At this point I must say that I feel somewhat regretful for criticizing the sex magazine at the center of worship in my last post. I’m now convinced that I should have been encouraging it.
Not because of anything in the feedback, but because whenever you see improvement in behavior, it should be encouraged.
It turns out that the altarpiece was nothing compared to the video the church produced to promote the Sexed series. You can decide for yourself, but I don’t know how you don’t read it as a full-throated endorsement of fornication.
View it here, or check out a couple of screenshots below.
Another section says “If you were ever told sex is dirty…you were lied to.” As the text appears, a man opens a box of condoms, selects one and opens it, pulling out and and revealing the condom (I’ll spare you that screenshot, though you can see it on the video).
The video ends with a lingering shot of an empty condom wrapper. (UPDATE: If you freeze the video at 35 seconds, it is apparent that the shadow from the top condom is what makes the bottom one appear to be opened and empty. It isn’t.)
The most serious problem here is the textual content, though the visual content is also problematic, but I’ll deal with that in a moment.
The audience for this video is teenagers, almost all of whom are unmarried. That being the case, for them sex is always wrong. It’s not a difficult concept.
The arrogance of the “if you were ever told” line is remarkable. Ever is a strong and important word. The video asserts that there is no context or person who could have ever truthfully told them that sex is dirty or sinful.
Not God, who says so in the Ten Commandments and repeatedly throughout scripture?
Not their parents, who desperately hope their children understand that?
Not their conscience, which surely tells them it’s wrong? (Shoot, even Bill Clinton knew it was wrong.)
Lies. All lies, Newspring tells them. Not, perhaps you misunderstood, but the authorities in your life (former pastors, parents, leaders) all LIED to you.

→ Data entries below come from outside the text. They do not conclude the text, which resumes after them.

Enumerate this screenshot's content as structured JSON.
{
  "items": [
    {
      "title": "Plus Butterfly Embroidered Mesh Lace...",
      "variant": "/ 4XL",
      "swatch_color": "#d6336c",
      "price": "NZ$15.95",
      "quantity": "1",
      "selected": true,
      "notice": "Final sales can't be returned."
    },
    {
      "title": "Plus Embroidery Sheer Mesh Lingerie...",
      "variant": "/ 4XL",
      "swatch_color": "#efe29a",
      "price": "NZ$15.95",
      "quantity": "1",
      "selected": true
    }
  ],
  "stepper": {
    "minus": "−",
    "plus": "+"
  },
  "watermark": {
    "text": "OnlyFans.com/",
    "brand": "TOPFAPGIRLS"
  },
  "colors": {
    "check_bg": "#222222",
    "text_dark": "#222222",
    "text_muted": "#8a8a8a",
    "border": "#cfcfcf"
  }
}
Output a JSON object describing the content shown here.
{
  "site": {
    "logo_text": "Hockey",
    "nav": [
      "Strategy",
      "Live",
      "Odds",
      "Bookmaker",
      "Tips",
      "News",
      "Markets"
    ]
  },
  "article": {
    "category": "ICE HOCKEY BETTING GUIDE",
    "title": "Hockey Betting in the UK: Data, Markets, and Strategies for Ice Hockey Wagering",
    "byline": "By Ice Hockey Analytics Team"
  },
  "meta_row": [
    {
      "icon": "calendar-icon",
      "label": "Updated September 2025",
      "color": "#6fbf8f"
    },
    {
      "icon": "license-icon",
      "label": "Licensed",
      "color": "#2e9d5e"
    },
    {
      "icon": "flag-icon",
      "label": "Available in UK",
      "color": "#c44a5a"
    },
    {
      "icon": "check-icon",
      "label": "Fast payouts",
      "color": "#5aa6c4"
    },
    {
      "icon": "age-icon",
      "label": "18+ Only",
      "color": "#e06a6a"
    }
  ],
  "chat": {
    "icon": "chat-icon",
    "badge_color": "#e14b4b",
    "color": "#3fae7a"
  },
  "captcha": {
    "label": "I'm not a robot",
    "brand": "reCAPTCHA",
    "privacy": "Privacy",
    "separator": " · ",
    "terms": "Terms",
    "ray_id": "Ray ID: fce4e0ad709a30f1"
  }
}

This smacks of the same disrespect for parents the church paraded with its Parents are Clueless series and billboards (I wasn’t a big fan). The message to kids is that your parents are stupid, lying dolts, but we understand you and we’re cool with who you are and what you do. If I were a parent of a child attending this group and saw what the leaders were telling him or her about my moral instruction, they’d never see my child again and I’d knock on the doors of every other parent I knew with kids in the group.
But, you say, it was an ad to get kids to a series that would tell them not to engage in sex. Very well, but advertising the opposite of what you’re selling is a new and exotic marketing strategy to me. Toyota doesn’t generally promote the Honda Accord to boost sales of its own cars.
The message in this ad stood alone. Unlike the sex magazine on the stage, there is no other verbal message to contradict this. It surely wouldn’t take much for a couple of kids struggling with temptation to use the explicit condoning of sex (so long as you use a condom) to rationalize exactly the behavior the preacher will end up discouraging. Even if they come to the series, it’s at least a week or two before the preacher clarifies (refutes, would be better) the message of the ad. What about all the kids who will watch it online and never go to a meeting? How many teenage boys around the world are bookmarking a message from a church telling them that sex isn’t wrong?
In the feedback I got after the billboards article, and this weekend in response to the indecency post, I’m told by Newspringers that this stuff is a part of culture, so we need to let it into the church. (I disagree, but that’s another post for another day.) The thing with the condom video here is that this is so far over the line that you won’t even find this in our fallen culture. (The comments section is open for anyone to show me a condom ad broadcast on American television that shows the actual condom.) If this were a television ad, you could not find a station or cable channel to run it for you. It’s a shame that television executives have higher standards than some pastors.
Evangelism is not an invitation to depravity.
The text says that sex is not sinful. The accompanying video shows a close up of someone having sex. (If the guy is opening the condom, what would you see if you zoomed the camera out?) A few folk have said that they’d quit the church if they actually did depict sex on stage. Here you go. Just how much of that sex act do you need to see for it to be wrong?
Here’s something I’d like to know. If you were to make an ad that claimed that premarital sex was OK, how would it differ at all from the video Newspring sprung on its kids?
Over to you.
UPDATE: Here’s the third “if you…” line that Caleb asked for.